▸ INSTRUCTIONS FOR THE TASK:
Go through the lines of the material and count the ones with the word "from". Give that count alone.

▸ DATASET EXTRACT:

BEGIN

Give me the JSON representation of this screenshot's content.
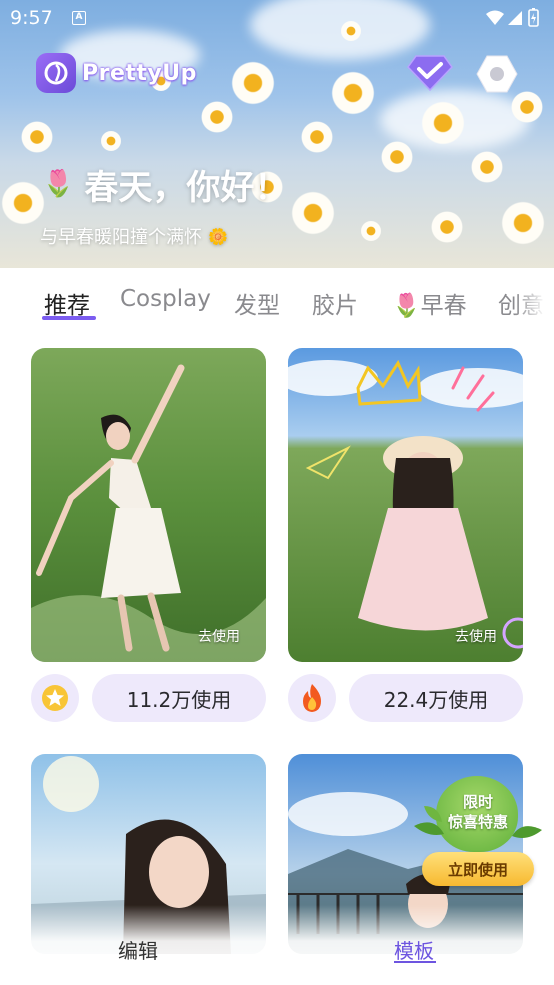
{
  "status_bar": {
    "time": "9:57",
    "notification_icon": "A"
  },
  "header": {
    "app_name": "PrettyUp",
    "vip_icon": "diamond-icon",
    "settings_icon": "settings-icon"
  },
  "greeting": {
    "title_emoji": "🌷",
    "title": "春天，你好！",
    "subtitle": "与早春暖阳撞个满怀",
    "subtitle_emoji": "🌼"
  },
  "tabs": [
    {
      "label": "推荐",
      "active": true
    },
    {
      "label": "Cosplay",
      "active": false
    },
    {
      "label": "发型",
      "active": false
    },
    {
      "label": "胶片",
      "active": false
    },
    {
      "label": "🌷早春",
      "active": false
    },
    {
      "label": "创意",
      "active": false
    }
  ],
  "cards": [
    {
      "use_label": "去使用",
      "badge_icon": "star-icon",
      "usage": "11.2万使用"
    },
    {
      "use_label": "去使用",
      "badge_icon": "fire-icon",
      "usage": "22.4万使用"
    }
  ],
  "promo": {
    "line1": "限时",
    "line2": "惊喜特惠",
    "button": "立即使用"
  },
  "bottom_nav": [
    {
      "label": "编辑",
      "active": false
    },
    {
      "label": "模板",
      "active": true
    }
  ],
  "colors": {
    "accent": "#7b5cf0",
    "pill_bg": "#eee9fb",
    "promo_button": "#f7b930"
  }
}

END
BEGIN

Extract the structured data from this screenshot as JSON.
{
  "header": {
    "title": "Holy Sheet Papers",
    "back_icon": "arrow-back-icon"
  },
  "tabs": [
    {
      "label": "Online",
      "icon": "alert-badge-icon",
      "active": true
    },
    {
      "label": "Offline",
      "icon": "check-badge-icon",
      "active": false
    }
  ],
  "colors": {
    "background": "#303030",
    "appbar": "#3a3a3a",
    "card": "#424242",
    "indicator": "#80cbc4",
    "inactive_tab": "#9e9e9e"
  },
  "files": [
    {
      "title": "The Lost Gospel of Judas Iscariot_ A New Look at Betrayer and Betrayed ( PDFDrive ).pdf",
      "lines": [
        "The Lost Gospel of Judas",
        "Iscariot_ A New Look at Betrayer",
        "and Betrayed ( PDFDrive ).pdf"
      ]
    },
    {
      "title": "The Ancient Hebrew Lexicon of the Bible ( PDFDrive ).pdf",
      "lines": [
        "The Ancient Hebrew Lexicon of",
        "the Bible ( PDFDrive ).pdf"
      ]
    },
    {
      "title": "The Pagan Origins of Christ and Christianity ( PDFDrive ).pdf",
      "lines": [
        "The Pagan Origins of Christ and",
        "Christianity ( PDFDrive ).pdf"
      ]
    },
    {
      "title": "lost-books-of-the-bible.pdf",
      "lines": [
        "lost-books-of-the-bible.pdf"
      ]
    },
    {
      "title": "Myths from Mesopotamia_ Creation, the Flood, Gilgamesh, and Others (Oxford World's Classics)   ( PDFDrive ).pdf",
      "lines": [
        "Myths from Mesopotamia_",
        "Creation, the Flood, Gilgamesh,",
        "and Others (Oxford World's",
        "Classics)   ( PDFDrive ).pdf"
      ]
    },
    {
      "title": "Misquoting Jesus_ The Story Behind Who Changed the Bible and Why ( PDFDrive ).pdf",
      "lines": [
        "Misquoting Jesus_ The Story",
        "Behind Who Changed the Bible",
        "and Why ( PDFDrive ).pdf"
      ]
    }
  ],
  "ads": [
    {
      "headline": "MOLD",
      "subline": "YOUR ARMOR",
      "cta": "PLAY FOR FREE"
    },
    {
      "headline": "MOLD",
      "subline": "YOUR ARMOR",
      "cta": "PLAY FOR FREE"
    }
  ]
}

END

▸ TASK SOLUTION:
3